_TASK OBJECTIVE_
Although the listing contains pictures, reproduce only its text, exactly as written.

▬▬▬▬▬▬

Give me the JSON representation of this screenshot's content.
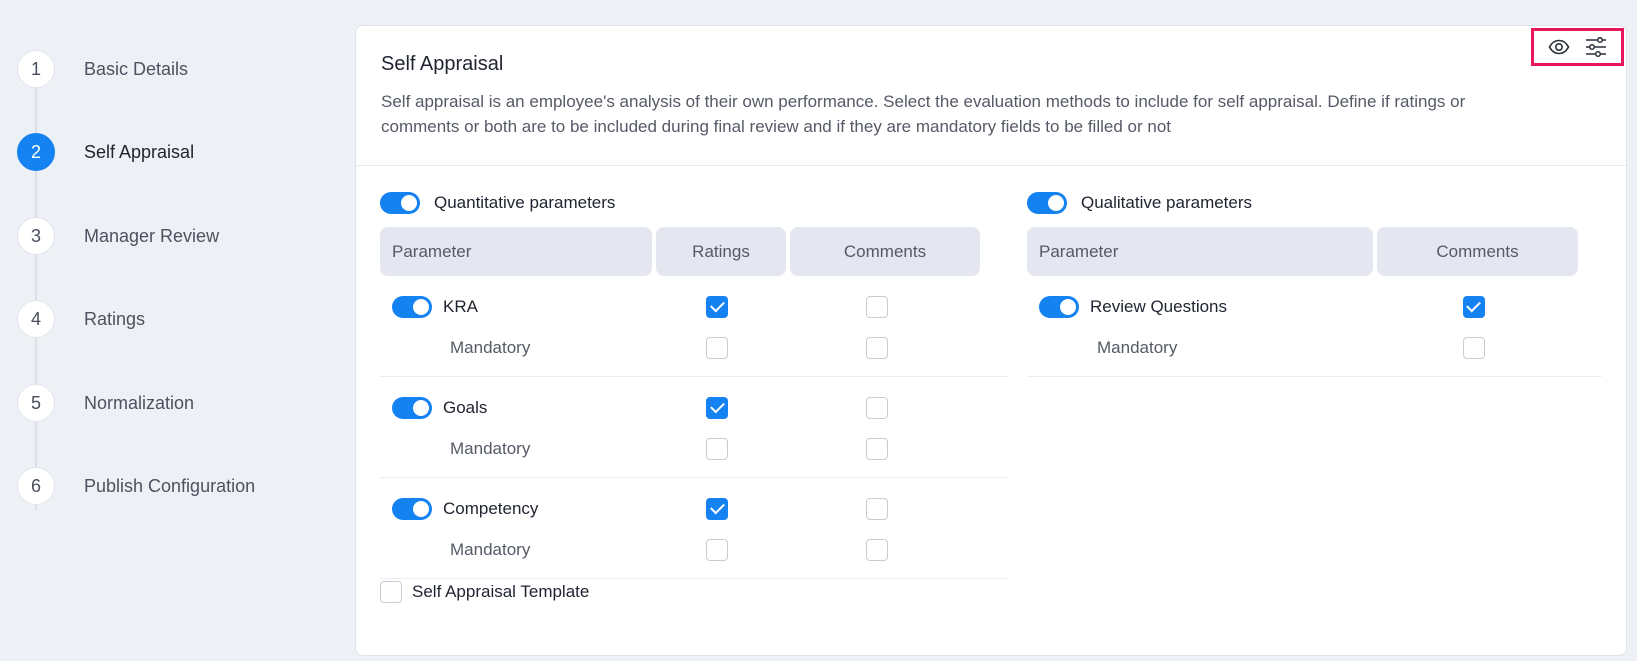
{
  "stepper": {
    "steps": [
      {
        "number": "1",
        "label": "Basic Details"
      },
      {
        "number": "2",
        "label": "Self Appraisal"
      },
      {
        "number": "3",
        "label": "Manager Review"
      },
      {
        "number": "4",
        "label": "Ratings"
      },
      {
        "number": "5",
        "label": "Normalization"
      },
      {
        "number": "6",
        "label": "Publish Configuration"
      }
    ],
    "active_step": "2"
  },
  "card": {
    "title": "Self Appraisal",
    "description": "Self appraisal is an employee's analysis of their own performance. Select the evaluation methods to include for self appraisal. Define if ratings or comments or both are to be included during final review and if they are mandatory fields to be filled or not",
    "tools": [
      "eye-icon",
      "sliders-icon"
    ],
    "highlight_color": "#e8175d"
  },
  "quantitative": {
    "label": "Quantitative parameters",
    "enabled": true,
    "headers": {
      "parameter": "Parameter",
      "ratings": "Ratings",
      "comments": "Comments"
    },
    "rows": [
      {
        "name": "KRA",
        "enabled": true,
        "ratings": true,
        "comments": false,
        "mandatory_label": "Mandatory",
        "mandatory_ratings": false,
        "mandatory_comments": false
      },
      {
        "name": "Goals",
        "enabled": true,
        "ratings": true,
        "comments": false,
        "mandatory_label": "Mandatory",
        "mandatory_ratings": false,
        "mandatory_comments": false
      },
      {
        "name": "Competency",
        "enabled": true,
        "ratings": true,
        "comments": false,
        "mandatory_label": "Mandatory",
        "mandatory_ratings": false,
        "mandatory_comments": false
      }
    ]
  },
  "qualitative": {
    "label": "Qualitative parameters",
    "enabled": true,
    "headers": {
      "parameter": "Parameter",
      "comments": "Comments"
    },
    "rows": [
      {
        "name": "Review Questions",
        "enabled": true,
        "comments": true,
        "mandatory_label": "Mandatory",
        "mandatory_comments": false
      }
    ]
  },
  "template": {
    "label": "Self Appraisal Template",
    "checked": false
  },
  "colors": {
    "accent": "#1482f0",
    "page_bg": "#edf0f5",
    "header_bg": "#e4e6f0"
  }
}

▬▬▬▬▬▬

_FINAL ANSWER_
Give me the JSON representation of this screenshot's content.
{
  "stepper": {
    "steps": [
      {
        "number": "1",
        "label": "Basic Details"
      },
      {
        "number": "2",
        "label": "Self Appraisal"
      },
      {
        "number": "3",
        "label": "Manager Review"
      },
      {
        "number": "4",
        "label": "Ratings"
      },
      {
        "number": "5",
        "label": "Normalization"
      },
      {
        "number": "6",
        "label": "Publish Configuration"
      }
    ],
    "active_step": "2"
  },
  "card": {
    "title": "Self Appraisal",
    "description": "Self appraisal is an employee's analysis of their own performance. Select the evaluation methods to include for self appraisal. Define if ratings or comments or both are to be included during final review and if they are mandatory fields to be filled or not",
    "tools": [
      "eye-icon",
      "sliders-icon"
    ],
    "highlight_color": "#e8175d"
  },
  "quantitative": {
    "label": "Quantitative parameters",
    "enabled": true,
    "headers": {
      "parameter": "Parameter",
      "ratings": "Ratings",
      "comments": "Comments"
    },
    "rows": [
      {
        "name": "KRA",
        "enabled": true,
        "ratings": true,
        "comments": false,
        "mandatory_label": "Mandatory",
        "mandatory_ratings": false,
        "mandatory_comments": false
      },
      {
        "name": "Goals",
        "enabled": true,
        "ratings": true,
        "comments": false,
        "mandatory_label": "Mandatory",
        "mandatory_ratings": false,
        "mandatory_comments": false
      },
      {
        "name": "Competency",
        "enabled": true,
        "ratings": true,
        "comments": false,
        "mandatory_label": "Mandatory",
        "mandatory_ratings": false,
        "mandatory_comments": false
      }
    ]
  },
  "qualitative": {
    "label": "Qualitative parameters",
    "enabled": true,
    "headers": {
      "parameter": "Parameter",
      "comments": "Comments"
    },
    "rows": [
      {
        "name": "Review Questions",
        "enabled": true,
        "comments": true,
        "mandatory_label": "Mandatory",
        "mandatory_comments": false
      }
    ]
  },
  "template": {
    "label": "Self Appraisal Template",
    "checked": false
  },
  "colors": {
    "accent": "#1482f0",
    "page_bg": "#edf0f5",
    "header_bg": "#e4e6f0"
  }
}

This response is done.